Traumatic Brain Injury & Post-Traumatic Stress Disorder

Traumatic Brain Injury (TBI) & Post-Traumatic Stress Disorder (PTSD) are just two of the numerous mental health issues our veterans face after they return home. Symptoms are often specific to the individual, and left untreated the disease can often be fatal.

22 veterans are lost to suicide each day – many of them as a direct result of TBI and/or PTSD. That’s more than 8,000 per year. We are losing more veterans on a daily basis at home than in combat.

Featured Researchers

Dr. Dewleen Baker is the lead investigator of the Marine Resilience Study. Her research is revealing that the strongest predictor of PTSD is a blast injury to the brain. Her study is helping to chip away at the questions surrounding the signature wounds of the Iraq and Afghanistan war generation – PTSD and TBI. She is on the cutting edge of visualizing these hard to see problems. Her work with Magneto Encephelography allows her to identify trauma and confirm that it is there.   Jill E. Bormann, Ph.D. RN is a Research Nurse Scientist and Clinical Nurse Specialist in Adult Psychiatric-Mental Health Nursing at the VA San Diego Healthcare System with an interest in spirituality and health. She is also an Adjunct Associate Professor at San Diego State University School of Nursing. Dr. Bormann is engaged in ground breaking studies that can put the pause button on PTSD by using Portable Mantram Meditation techniques.


  • Characterizing Brain Changes
    TBI can result in sometimes-subtle brain damage with changes in memory, attention, thinking personality, and behavior that are currently difficult to diagnose and treat.
  • Regenerating Nerve Cells
    Investigators are working to identify ways to repair the nervous system by supporting regrowth of nerve cells. Strategies being explored include gene therapy, tissue engineering, and adult stem cell transplantation.
  • Using Medications for TBI Symptoms
    The Defense and Veterans Brain Injury Center, a collaboration between VA and the Department of Defense (DoD), is studying the effectiveness of various drugs for treating TBI symptoms such as headaches, anxiety, and mood swings.
  • Supporting Reintegration
    Investigators are examining ways to help Veterans with TBI achieve a smooth transition back into daily life, including family, school, and work roles and to restore independence Veterans with TBI.


  • Prolonged Exposure Therapy
    In the largest study to date in women veterans with PTSD, VA researchers found prolonged exposure therapy, in which patients are helped to recall their traumas in a safe, controlled environment to be more effective  than supportive counseling that does involve trauma recall.
  • Virtual Reality Simulations
    Computer generated environments are continually evolving that simulate the sights, sounds, sensations, and smells of feared situations.

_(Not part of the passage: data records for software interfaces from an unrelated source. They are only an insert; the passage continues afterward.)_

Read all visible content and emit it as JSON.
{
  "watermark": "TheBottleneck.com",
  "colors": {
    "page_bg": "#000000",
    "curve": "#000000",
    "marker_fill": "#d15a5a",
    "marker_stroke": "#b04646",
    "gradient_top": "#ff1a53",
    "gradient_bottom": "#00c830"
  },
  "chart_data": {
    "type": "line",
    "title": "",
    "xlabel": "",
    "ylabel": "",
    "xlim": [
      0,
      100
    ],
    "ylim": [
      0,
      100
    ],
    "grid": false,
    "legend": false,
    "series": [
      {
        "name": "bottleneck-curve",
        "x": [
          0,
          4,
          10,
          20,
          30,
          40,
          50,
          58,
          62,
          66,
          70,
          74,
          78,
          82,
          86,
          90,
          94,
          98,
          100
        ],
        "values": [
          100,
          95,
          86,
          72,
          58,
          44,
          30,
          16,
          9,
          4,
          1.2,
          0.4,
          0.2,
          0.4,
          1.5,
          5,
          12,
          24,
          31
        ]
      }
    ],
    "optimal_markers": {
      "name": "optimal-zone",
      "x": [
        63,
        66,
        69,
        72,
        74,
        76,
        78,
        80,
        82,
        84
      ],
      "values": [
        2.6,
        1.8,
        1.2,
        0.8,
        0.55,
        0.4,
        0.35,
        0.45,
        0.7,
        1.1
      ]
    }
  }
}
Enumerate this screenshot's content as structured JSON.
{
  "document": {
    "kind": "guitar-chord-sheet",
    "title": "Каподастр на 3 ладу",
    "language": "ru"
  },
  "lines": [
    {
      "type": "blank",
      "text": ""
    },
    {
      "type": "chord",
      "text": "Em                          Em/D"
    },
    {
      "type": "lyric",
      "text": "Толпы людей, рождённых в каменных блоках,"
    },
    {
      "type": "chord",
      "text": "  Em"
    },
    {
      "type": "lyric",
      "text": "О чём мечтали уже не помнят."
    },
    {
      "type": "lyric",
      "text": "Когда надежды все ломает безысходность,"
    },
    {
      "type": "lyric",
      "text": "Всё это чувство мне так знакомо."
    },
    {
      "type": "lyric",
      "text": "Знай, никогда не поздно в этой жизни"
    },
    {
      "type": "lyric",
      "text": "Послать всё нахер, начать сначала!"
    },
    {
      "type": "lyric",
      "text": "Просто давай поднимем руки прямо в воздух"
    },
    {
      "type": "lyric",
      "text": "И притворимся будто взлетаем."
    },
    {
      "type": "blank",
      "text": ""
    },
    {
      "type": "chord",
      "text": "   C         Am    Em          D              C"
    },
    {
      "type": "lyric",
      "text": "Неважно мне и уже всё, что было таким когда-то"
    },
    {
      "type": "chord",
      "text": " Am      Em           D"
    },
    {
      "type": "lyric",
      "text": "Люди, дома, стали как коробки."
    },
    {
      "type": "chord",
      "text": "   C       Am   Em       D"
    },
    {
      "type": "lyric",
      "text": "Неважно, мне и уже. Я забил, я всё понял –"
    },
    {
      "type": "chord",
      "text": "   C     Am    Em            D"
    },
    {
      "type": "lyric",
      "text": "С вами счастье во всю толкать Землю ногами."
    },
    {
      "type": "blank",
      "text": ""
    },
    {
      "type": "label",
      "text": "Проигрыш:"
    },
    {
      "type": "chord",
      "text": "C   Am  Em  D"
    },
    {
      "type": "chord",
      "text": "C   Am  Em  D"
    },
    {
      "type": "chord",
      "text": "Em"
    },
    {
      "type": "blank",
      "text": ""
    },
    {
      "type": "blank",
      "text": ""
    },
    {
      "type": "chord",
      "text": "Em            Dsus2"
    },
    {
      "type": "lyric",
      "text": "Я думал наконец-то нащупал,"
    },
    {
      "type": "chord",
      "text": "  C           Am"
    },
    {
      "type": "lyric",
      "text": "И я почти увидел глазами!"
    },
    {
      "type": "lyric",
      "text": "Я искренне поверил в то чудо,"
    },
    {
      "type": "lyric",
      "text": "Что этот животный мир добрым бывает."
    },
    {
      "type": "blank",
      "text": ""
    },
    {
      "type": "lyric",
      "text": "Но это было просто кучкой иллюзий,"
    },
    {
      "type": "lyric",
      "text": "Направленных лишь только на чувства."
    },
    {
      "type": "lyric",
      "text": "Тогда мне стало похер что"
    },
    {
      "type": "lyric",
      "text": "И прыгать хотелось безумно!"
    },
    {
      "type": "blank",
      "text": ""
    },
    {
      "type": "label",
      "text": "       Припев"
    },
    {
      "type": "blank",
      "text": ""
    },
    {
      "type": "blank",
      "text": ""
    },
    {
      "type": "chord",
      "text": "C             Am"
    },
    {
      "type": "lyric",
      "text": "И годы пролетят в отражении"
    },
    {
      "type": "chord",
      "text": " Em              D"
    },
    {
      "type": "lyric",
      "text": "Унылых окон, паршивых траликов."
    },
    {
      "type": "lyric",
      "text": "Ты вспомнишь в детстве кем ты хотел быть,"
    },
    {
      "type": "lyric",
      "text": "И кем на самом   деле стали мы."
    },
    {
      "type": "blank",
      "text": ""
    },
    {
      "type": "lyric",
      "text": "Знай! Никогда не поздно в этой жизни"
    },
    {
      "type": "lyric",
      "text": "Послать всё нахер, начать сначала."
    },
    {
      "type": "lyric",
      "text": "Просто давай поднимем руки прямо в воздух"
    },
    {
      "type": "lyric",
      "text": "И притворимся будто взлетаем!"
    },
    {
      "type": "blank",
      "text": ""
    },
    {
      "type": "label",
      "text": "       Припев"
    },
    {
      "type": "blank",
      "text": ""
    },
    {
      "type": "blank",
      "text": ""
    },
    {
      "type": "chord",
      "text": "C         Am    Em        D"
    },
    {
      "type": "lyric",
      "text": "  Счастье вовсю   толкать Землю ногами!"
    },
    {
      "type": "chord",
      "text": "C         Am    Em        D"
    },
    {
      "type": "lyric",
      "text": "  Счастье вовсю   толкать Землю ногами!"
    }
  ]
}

Therapists can use the technology as an aid to prolonged exposure therapy as they work with patients to change the negative thoughts, feelings, and behaviors linked to traumatic events.
  • Hypertension Drug Found To Help Nightmares
    The inexpensive, well-tested generic drug prazosin, already used by millions of Americans for high blood pressure and prostate problems, has been found in pilot studies to improve sleep and lessen trauma nightmares in Veterans with PTSD.